**ACTION ITEM:**
Write out the entries once more, exactly as they appear.

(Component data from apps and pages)

----------------------------------------

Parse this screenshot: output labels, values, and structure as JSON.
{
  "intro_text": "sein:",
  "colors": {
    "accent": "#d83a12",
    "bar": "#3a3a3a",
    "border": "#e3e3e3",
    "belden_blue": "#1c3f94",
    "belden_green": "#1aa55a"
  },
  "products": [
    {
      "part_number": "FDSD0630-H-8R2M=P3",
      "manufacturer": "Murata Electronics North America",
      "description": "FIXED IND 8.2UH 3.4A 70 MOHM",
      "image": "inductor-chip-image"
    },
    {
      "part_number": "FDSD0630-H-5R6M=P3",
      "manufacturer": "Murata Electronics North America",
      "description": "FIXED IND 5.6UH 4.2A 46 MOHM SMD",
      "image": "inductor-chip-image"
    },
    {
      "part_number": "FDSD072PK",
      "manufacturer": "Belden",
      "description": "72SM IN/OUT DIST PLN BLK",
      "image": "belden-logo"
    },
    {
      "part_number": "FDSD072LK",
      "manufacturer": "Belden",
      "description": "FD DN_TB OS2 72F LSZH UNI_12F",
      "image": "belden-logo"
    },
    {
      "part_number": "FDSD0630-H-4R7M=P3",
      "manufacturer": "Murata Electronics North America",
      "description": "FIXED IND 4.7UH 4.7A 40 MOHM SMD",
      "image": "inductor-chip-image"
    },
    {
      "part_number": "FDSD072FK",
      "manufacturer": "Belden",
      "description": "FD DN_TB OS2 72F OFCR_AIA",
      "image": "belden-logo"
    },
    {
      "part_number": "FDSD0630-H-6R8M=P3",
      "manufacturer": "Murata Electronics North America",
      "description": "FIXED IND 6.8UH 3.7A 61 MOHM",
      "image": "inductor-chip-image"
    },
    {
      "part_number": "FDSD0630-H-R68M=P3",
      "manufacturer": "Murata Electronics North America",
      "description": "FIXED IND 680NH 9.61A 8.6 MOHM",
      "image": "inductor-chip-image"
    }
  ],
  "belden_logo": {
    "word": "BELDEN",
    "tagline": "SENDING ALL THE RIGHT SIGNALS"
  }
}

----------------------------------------

**SOLUTION:**
Parse this screenshot: output labels, values, and structure as JSON.
{
  "intro_text": "sein:",
  "colors": {
    "accent": "#d83a12",
    "bar": "#3a3a3a",
    "border": "#e3e3e3",
    "belden_blue": "#1c3f94",
    "belden_green": "#1aa55a"
  },
  "products": [
    {
      "part_number": "FDSD0630-H-8R2M=P3",
      "manufacturer": "Murata Electronics North America",
      "description": "FIXED IND 8.2UH 3.4A 70 MOHM",
      "image": "inductor-chip-image"
    },
    {
      "part_number": "FDSD0630-H-5R6M=P3",
      "manufacturer": "Murata Electronics North America",
      "description": "FIXED IND 5.6UH 4.2A 46 MOHM SMD",
      "image": "inductor-chip-image"
    },
    {
      "part_number": "FDSD072PK",
      "manufacturer": "Belden",
      "description": "72SM IN/OUT DIST PLN BLK",
      "image": "belden-logo"
    },
    {
      "part_number": "FDSD072LK",
      "manufacturer": "Belden",
      "description": "FD DN_TB OS2 72F LSZH UNI_12F",
      "image": "belden-logo"
    },
    {
      "part_number": "FDSD0630-H-4R7M=P3",
      "manufacturer": "Murata Electronics North America",
      "description": "FIXED IND 4.7UH 4.7A 40 MOHM SMD",
      "image": "inductor-chip-image"
    },
    {
      "part_number": "FDSD072FK",
      "manufacturer": "Belden",
      "description": "FD DN_TB OS2 72F OFCR_AIA",
      "image": "belden-logo"
    },
    {
      "part_number": "FDSD0630-H-6R8M=P3",
      "manufacturer": "Murata Electronics North America",
      "description": "FIXED IND 6.8UH 3.7A 61 MOHM",
      "image": "inductor-chip-image"
    },
    {
      "part_number": "FDSD0630-H-R68M=P3",
      "manufacturer": "Murata Electronics North America",
      "description": "FIXED IND 680NH 9.61A 8.6 MOHM",
      "image": "inductor-chip-image"
    }
  ],
  "belden_logo": {
    "word": "BELDEN",
    "tagline": "SENDING ALL THE RIGHT SIGNALS"
  }
}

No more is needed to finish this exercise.